▶ [Task objective]: Each line in the listing below that contains "Cretaceous" should be returned.

▶ [Study material]:
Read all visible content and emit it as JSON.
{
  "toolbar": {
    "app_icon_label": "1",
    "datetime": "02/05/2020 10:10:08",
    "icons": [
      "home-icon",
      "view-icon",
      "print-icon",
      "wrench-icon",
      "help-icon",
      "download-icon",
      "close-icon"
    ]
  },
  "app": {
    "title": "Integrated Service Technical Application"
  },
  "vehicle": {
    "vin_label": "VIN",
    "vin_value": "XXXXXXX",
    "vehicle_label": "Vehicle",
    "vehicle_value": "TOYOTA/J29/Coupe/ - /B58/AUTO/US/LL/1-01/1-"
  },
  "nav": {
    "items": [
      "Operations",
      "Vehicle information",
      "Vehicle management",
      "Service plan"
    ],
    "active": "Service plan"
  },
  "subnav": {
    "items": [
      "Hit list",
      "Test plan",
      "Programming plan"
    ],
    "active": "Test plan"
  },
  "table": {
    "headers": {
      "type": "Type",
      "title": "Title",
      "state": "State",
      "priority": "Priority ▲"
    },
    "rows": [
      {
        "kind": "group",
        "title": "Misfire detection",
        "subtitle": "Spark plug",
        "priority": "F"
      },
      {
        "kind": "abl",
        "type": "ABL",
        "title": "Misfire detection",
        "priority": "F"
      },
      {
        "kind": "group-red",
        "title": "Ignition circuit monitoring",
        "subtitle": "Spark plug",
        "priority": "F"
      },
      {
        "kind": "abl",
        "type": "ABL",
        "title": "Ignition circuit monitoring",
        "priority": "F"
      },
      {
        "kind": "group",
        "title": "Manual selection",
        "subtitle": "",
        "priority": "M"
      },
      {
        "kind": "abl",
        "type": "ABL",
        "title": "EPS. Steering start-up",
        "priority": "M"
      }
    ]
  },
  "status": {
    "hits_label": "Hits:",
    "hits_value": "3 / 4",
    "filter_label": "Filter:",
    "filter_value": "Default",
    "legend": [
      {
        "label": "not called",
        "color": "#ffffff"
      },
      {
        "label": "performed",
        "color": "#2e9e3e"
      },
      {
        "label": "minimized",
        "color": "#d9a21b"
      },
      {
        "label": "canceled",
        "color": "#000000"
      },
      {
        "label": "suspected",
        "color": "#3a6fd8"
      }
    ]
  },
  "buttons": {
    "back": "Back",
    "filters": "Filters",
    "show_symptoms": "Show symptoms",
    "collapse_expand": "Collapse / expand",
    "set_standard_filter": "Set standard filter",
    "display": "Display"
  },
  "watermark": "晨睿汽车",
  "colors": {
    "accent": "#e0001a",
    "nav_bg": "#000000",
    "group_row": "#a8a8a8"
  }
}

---

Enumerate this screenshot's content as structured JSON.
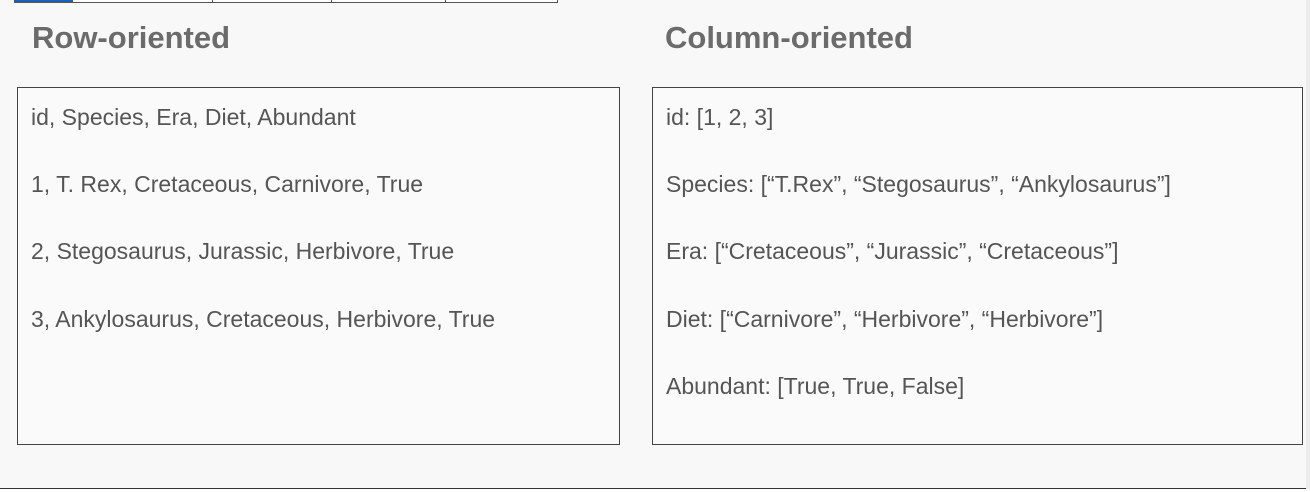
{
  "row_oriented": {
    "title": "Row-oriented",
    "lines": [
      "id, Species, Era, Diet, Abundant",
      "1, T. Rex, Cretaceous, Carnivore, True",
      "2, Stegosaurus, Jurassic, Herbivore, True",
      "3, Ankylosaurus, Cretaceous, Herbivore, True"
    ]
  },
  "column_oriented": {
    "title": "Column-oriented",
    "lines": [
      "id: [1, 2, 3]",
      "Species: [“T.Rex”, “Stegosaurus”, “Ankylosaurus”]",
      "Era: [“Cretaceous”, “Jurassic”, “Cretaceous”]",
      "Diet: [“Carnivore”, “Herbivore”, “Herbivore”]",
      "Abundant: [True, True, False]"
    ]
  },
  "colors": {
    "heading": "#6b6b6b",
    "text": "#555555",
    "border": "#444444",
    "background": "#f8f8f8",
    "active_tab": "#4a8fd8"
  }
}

▶ [Response box]:
      "1, T. Rex, Cretaceous, Carnivore, True",
      "3, Ankylosaurus, Cretaceous, Herbivore, True"
      "Era: [“Cretaceous”, “Jurassic”, “Cretaceous”]",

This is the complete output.